Records from a collection:
···
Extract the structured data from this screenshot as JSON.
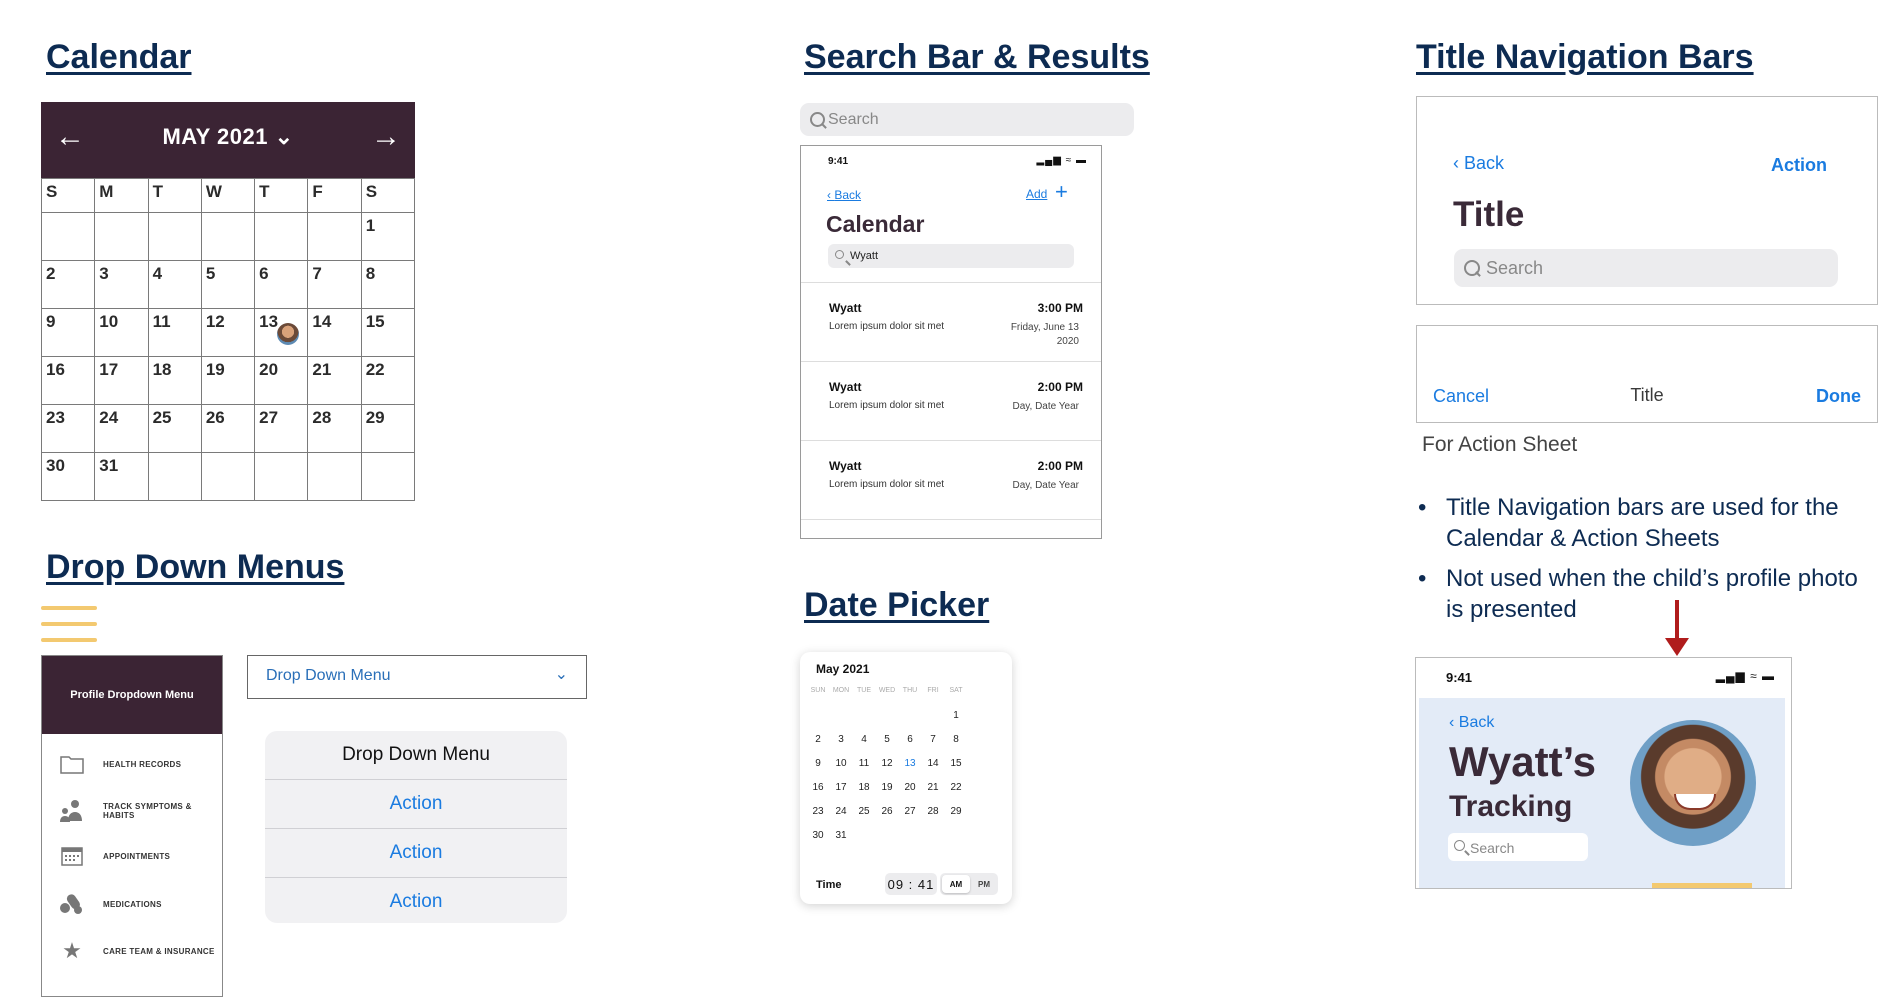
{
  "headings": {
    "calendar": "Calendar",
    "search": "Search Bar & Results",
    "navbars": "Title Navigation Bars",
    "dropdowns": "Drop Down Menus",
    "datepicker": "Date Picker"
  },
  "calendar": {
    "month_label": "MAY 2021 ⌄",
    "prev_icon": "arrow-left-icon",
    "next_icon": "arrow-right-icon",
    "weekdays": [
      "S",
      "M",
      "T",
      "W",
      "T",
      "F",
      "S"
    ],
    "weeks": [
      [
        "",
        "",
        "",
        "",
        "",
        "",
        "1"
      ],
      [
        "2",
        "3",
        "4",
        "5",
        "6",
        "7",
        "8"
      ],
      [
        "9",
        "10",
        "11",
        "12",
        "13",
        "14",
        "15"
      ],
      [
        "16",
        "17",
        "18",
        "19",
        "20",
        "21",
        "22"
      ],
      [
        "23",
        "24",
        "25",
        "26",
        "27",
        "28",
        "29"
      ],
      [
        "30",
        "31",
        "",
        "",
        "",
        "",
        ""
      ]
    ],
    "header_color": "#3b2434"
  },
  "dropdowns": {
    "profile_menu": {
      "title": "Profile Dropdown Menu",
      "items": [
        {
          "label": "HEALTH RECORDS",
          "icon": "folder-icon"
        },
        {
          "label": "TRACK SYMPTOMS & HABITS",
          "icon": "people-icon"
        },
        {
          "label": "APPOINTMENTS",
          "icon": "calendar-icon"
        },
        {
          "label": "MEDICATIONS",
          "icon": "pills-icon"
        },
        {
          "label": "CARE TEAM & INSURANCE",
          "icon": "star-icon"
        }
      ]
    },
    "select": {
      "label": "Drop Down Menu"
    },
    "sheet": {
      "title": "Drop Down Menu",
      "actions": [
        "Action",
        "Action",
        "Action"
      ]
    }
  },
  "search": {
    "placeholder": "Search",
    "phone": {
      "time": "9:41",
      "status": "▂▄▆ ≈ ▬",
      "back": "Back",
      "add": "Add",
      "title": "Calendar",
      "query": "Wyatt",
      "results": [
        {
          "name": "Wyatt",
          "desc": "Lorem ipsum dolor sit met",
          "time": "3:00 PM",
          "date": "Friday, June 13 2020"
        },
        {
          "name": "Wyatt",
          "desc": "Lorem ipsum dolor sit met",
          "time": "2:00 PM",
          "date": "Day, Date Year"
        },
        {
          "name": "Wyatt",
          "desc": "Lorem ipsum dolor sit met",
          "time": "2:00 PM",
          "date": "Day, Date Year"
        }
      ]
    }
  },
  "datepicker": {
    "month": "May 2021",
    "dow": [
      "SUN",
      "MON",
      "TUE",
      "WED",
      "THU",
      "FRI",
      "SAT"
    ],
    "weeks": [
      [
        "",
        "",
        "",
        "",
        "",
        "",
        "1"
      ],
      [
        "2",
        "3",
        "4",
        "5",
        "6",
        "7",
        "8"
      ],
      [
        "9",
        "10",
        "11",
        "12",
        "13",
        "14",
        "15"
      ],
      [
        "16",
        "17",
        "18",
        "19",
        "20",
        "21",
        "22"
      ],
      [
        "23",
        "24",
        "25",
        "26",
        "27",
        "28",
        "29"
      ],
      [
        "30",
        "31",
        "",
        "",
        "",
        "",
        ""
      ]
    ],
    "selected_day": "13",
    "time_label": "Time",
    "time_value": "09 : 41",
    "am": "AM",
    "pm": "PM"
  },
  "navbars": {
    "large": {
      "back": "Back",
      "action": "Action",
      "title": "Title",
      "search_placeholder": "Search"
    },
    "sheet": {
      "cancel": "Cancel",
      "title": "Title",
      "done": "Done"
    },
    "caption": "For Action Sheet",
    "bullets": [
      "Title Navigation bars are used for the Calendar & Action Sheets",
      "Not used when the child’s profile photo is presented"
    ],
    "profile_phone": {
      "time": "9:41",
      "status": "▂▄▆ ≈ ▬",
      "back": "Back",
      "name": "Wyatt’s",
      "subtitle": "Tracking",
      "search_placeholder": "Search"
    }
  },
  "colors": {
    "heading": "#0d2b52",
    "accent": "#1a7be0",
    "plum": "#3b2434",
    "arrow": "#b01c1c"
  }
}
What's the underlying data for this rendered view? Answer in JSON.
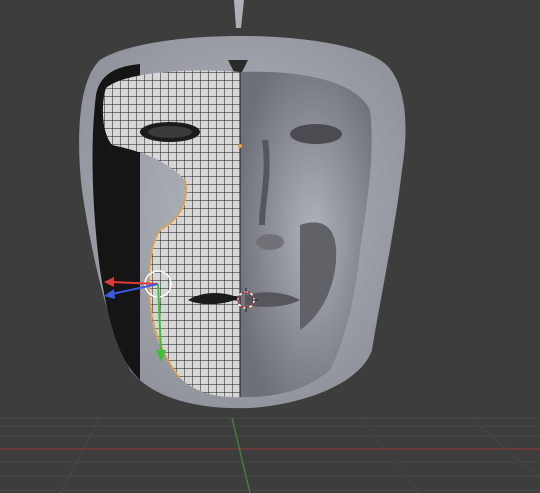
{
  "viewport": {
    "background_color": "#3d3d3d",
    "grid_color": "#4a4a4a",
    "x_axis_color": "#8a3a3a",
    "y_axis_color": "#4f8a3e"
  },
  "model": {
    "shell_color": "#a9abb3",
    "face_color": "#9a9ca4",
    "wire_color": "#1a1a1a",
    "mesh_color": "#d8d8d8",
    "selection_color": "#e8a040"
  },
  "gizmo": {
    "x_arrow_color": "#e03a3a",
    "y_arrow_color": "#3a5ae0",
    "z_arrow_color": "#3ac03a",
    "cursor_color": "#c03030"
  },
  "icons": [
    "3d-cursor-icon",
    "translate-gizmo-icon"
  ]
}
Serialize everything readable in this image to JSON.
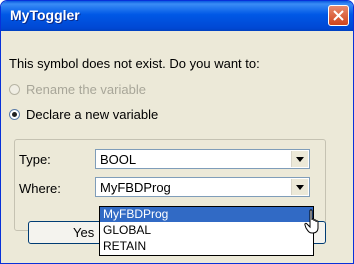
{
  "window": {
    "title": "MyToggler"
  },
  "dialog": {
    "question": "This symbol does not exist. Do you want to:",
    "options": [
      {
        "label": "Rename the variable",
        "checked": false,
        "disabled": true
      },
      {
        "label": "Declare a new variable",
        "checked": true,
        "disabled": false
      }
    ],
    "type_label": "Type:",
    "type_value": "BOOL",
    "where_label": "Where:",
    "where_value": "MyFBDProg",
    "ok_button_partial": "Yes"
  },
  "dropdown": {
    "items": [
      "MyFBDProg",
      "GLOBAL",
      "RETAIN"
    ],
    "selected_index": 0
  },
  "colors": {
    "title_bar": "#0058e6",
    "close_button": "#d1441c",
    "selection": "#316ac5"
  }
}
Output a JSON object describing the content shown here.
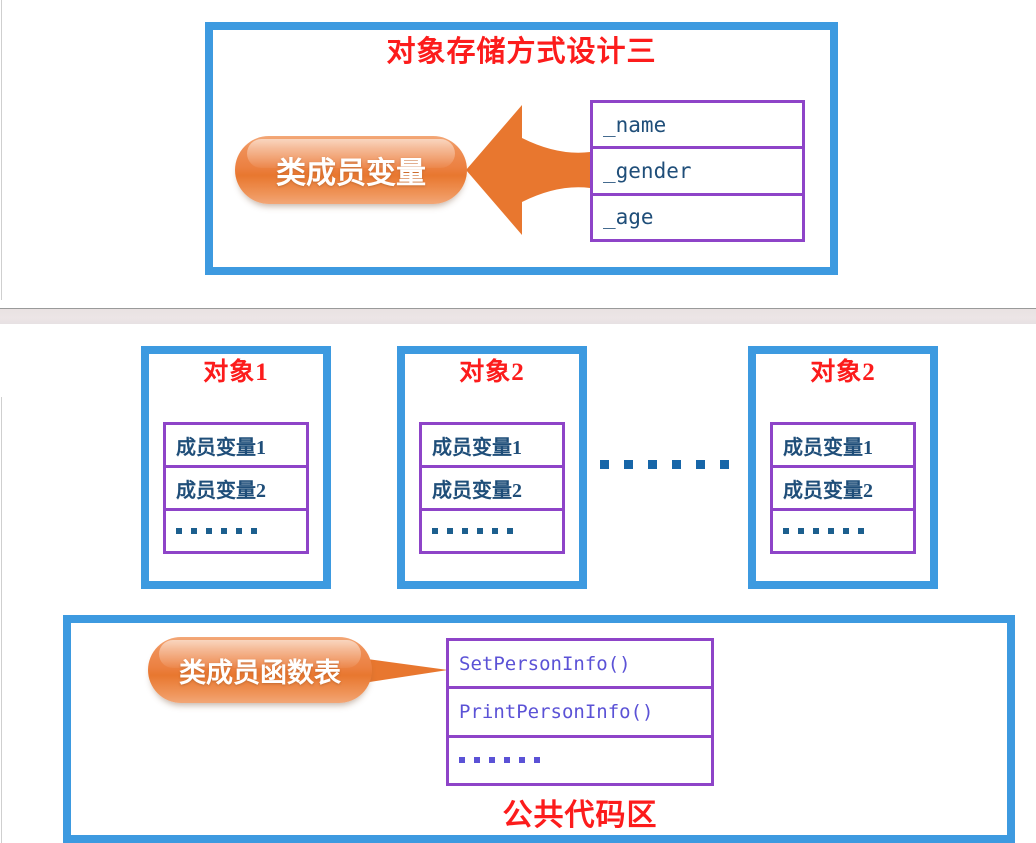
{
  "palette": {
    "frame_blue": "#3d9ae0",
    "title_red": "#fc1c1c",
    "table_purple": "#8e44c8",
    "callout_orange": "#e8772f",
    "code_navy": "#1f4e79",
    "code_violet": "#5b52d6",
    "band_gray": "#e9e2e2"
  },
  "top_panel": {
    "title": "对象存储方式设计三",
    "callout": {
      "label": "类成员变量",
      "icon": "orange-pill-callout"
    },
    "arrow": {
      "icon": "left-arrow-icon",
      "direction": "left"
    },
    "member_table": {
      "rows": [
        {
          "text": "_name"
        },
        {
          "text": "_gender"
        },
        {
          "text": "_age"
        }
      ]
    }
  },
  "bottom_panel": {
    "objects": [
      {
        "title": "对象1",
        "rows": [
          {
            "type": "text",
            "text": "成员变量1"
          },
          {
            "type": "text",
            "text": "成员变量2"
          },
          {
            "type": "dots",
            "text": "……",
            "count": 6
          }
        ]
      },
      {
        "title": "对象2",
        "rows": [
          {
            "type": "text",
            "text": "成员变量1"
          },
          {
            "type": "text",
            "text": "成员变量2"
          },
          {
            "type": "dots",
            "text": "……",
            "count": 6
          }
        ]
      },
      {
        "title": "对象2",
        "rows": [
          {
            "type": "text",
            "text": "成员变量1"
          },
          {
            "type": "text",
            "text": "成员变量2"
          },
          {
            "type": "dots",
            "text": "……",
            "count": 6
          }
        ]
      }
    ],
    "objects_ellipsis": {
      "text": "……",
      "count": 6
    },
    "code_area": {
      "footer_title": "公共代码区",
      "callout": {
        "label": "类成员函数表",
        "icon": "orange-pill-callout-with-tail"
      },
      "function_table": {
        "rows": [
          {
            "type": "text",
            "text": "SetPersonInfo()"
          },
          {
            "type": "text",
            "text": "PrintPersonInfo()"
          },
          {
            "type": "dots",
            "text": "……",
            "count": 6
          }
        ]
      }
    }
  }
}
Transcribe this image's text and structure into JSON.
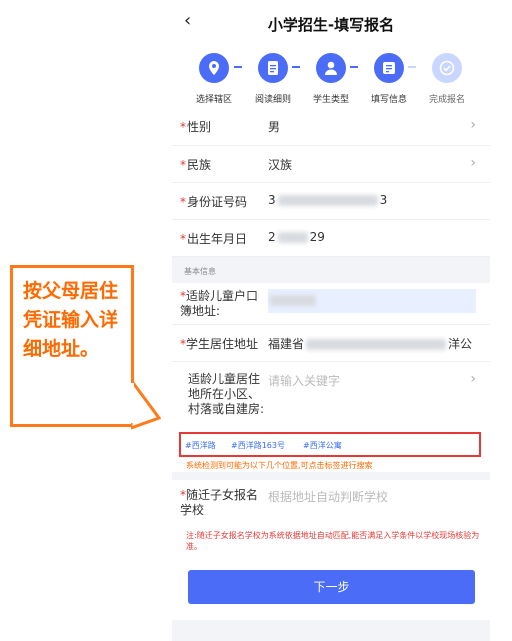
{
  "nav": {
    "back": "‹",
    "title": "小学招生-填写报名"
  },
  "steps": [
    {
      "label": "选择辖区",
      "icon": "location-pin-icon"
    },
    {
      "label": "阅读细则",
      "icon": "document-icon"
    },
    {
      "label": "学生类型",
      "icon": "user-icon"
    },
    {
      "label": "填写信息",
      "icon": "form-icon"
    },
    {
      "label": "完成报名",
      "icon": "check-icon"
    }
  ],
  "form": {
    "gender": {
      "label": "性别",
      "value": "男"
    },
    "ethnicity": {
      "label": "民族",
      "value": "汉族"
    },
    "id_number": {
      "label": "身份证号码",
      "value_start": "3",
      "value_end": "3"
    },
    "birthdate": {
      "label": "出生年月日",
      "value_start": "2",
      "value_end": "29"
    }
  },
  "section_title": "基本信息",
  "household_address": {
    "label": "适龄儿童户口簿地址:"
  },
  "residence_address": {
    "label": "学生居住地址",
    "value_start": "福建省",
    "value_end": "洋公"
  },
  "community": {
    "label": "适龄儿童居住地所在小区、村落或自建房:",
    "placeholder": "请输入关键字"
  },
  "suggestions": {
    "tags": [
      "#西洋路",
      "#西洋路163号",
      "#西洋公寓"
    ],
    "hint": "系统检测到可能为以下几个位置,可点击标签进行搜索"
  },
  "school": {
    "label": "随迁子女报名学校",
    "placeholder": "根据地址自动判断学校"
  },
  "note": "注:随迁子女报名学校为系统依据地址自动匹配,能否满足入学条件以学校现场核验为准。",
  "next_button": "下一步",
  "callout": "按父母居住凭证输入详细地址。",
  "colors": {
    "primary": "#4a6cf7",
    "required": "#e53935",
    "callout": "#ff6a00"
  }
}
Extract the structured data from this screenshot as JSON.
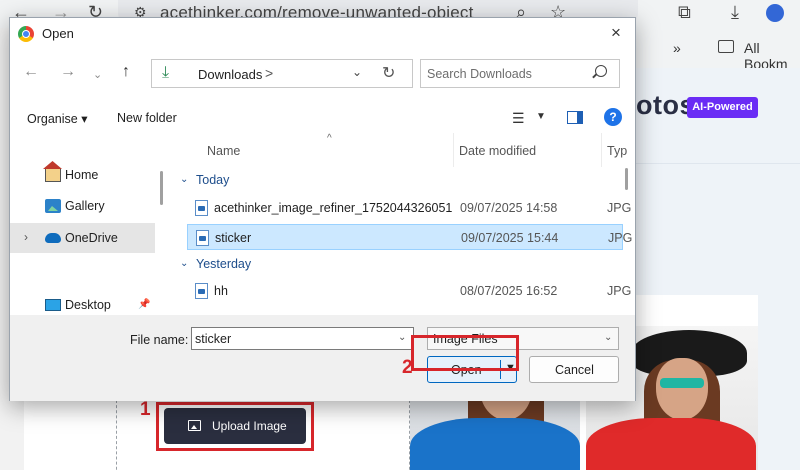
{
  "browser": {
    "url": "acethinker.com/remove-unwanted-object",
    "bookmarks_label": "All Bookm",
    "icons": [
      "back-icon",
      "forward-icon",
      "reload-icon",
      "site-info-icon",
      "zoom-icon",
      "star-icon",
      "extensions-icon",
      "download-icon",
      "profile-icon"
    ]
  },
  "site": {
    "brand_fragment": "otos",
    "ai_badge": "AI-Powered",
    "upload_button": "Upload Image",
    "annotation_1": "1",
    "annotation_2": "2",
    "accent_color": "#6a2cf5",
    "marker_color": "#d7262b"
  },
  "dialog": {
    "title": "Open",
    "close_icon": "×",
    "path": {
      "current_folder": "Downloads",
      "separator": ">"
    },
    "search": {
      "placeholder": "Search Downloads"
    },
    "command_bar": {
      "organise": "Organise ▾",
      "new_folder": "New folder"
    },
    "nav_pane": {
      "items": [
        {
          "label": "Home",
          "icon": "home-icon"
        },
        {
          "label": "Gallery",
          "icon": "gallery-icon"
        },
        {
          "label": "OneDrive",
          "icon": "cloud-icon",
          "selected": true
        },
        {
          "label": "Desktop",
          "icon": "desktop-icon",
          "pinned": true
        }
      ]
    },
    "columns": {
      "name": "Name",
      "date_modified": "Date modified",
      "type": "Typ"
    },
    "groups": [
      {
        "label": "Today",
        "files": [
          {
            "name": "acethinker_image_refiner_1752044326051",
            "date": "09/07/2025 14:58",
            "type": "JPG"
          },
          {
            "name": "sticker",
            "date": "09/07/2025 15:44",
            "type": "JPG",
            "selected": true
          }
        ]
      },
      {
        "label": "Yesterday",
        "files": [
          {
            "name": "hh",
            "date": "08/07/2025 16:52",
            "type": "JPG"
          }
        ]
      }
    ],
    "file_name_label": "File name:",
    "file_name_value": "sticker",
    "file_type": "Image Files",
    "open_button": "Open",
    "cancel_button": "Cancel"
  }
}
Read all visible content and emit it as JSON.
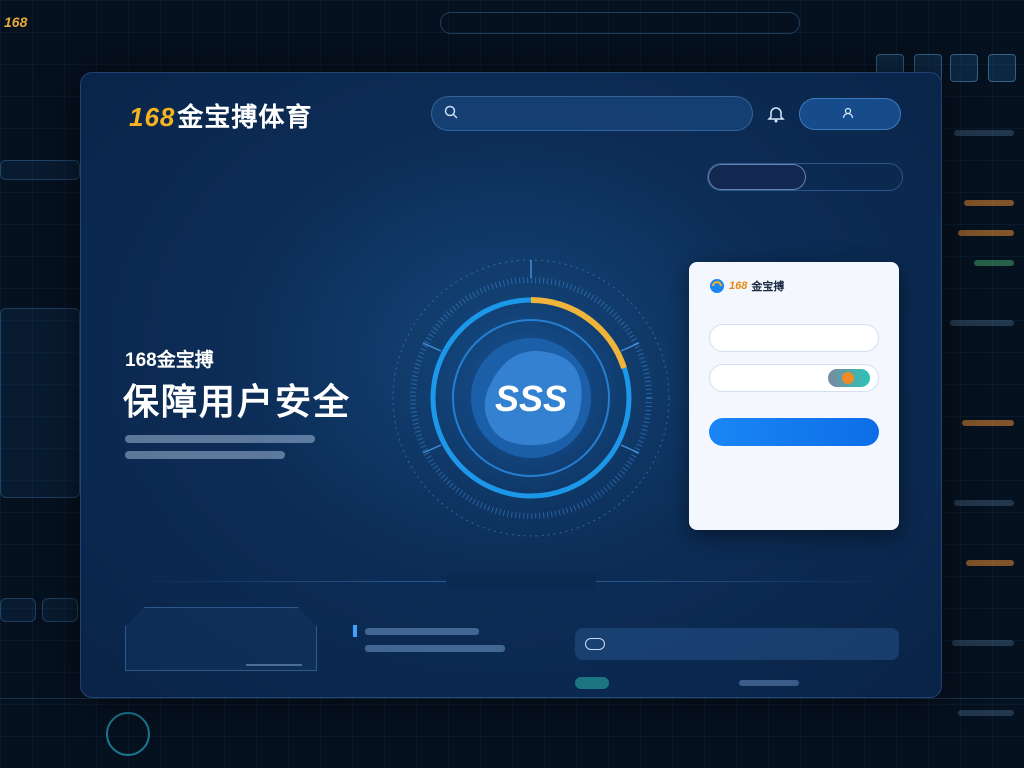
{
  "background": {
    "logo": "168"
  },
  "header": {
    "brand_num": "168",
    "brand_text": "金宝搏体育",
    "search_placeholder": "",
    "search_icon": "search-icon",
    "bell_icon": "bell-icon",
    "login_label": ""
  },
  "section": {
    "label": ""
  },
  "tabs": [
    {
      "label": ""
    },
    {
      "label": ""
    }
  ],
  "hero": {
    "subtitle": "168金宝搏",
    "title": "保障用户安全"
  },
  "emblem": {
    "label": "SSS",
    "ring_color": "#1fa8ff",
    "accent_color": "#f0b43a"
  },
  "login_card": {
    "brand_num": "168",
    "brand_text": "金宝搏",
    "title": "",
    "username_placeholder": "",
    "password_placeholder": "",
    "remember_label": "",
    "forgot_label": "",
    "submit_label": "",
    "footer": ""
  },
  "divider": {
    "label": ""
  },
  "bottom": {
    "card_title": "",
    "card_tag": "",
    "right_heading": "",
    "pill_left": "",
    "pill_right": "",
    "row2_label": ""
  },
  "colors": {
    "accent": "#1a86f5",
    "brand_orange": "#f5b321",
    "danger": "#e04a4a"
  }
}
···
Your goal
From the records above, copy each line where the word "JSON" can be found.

Solution to the exercise
Extract the structured data from this screenshot as JSON.
What's the underlying data for this rendered view? Answer in JSON.
Serialize everything readable in this image to JSON.
Output a JSON object describing the content shown here.
Transcribe this image's text and structure into JSON.
Extract the structured data from this screenshot as JSON.
Read all visible content and emit it as JSON.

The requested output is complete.